School of Social Work Representative Rajan Varmon introduced an amendment to the meeting schedule to discuss the email, which passed unanimously.
After the amendment passed, Varmon provided an update on feedback he received from within the WSU School of Social Work regarding Senate’s statement on Palestine.
“Some members of the School of Social Work reached out to me regarding the email because they were confused by some of the statements the president made,” Varmon said. “One statement in question was the inflammatory wording of it. The members saw the post and informed me that they didn't see that. One thought it was inclusive and clear. Another thought it denounced Islamophobia and antisemitism and they aren't sure why he needed to say that specifically.”

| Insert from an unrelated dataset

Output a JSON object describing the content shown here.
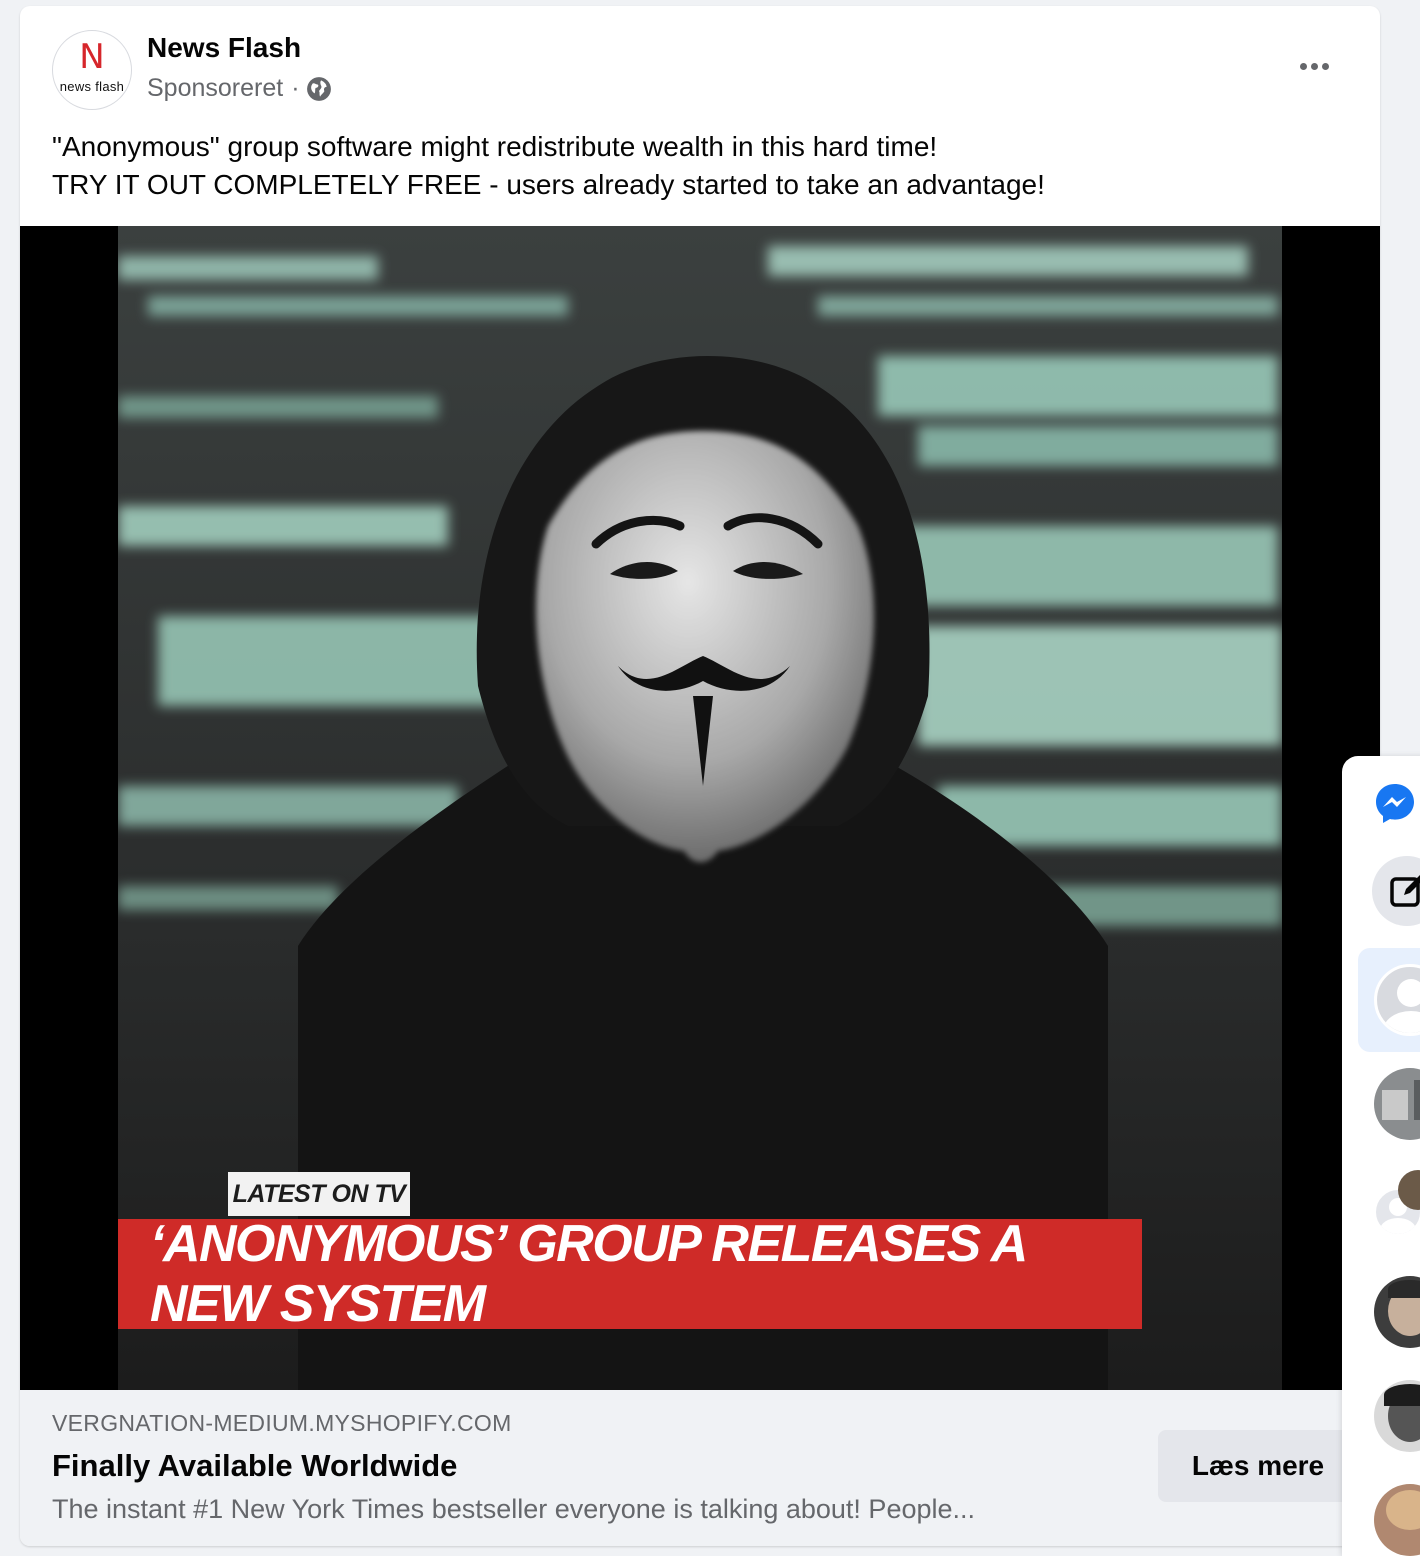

Lukis Bagdon, College of Education representative, said they didn't think Senate should discuss the email without hearing from Wilson directly.
“I agree that it (Wilson’s email) is incredibly confusing and vague in a way that is bothersome,” Bagdon said. “However, I don't know how much us talking about it will lead to any sort of resolution because President Wilson isn't here to explain why certain wording was used.”
Extension Center Representative Jerry Crump said he agreed with Wilson’s view on the statement.
“I understand what he (Wilson) was saying,” Crump said. “I think a lot of it was inflammatory, unnecessary and we didn't solve anything. I said that on that day and I'm still saying it now. We could have put a much less divisive statement out.”
Crump said Senate should begin requiring a two-thirds vote to pass such statements in the future, due to negative feedback he received about the statement.
Director of Public Relations Kelly Whitlock said Senate garnered favorable attention on social media following Wilson's critiques.
“We got a lot more likes and follows after he (Wilson) sent his email,” Whitlock said. “A lot more people were aware and I've received nothing but mostly positive comments. Even though I don't agree with what he put out, I think it helped us reach out to students that have been struggling.”
Bagdon later said they disagreed with using a two-thirds system to pass a statement because it may affect Senate's ability to act quickly.
"50% plus one is good enough to confirm a Supreme Court nominee, I think it should definitely be enough for the Student Senate,” Bagdon said. “I think using a two-thirds vote would make doing anything much harder and would create more roadblocks.”
Senator at Large Zack Thomas said that although he agreed with Crump and Wilson, he did not think using a two-thirds vote would be helpful.
“I think you only need to look at the comments of the Facebook live from the last time and see what we brought to campus,” Thomas said. “There's 500 comments and it's mostly our own students fighting each other, we caused that. However, we shouldn't modify our bylaws to create a two-thirds vote. I think that would tie our hands.”
A motion to end discussion on Wilson’s email was approved unanimously. Senate did not vote on modifying its bylaws to create a two-thirds vote for statements.
Katie Rawlings, associate director of New Student Orientation, also presented WSU’s plans for orientation this year and in the future. Rawlings said all 2021 WSU Orientation Part One activities will be online and attendance will be mandatory for incoming students.
WSU is considering using a hybrid format for orientation in coming years, she said.
“It could look like we’ll offer virtual programs and in-person programs,” Rawlings said. “They will cover similar material but they might look very different. It will mean for us that we can reach international and overseas students much earlier.”
WSU Student Senate will hold its next virtual meeting on June 17 at 6 p.m.
Irving Mejia-Hilario is the managing editor for The South End. He can be reached at email@example.com.
Cover photo by Guneet Ghotra. She can be reached at firstname.lastname@example.org.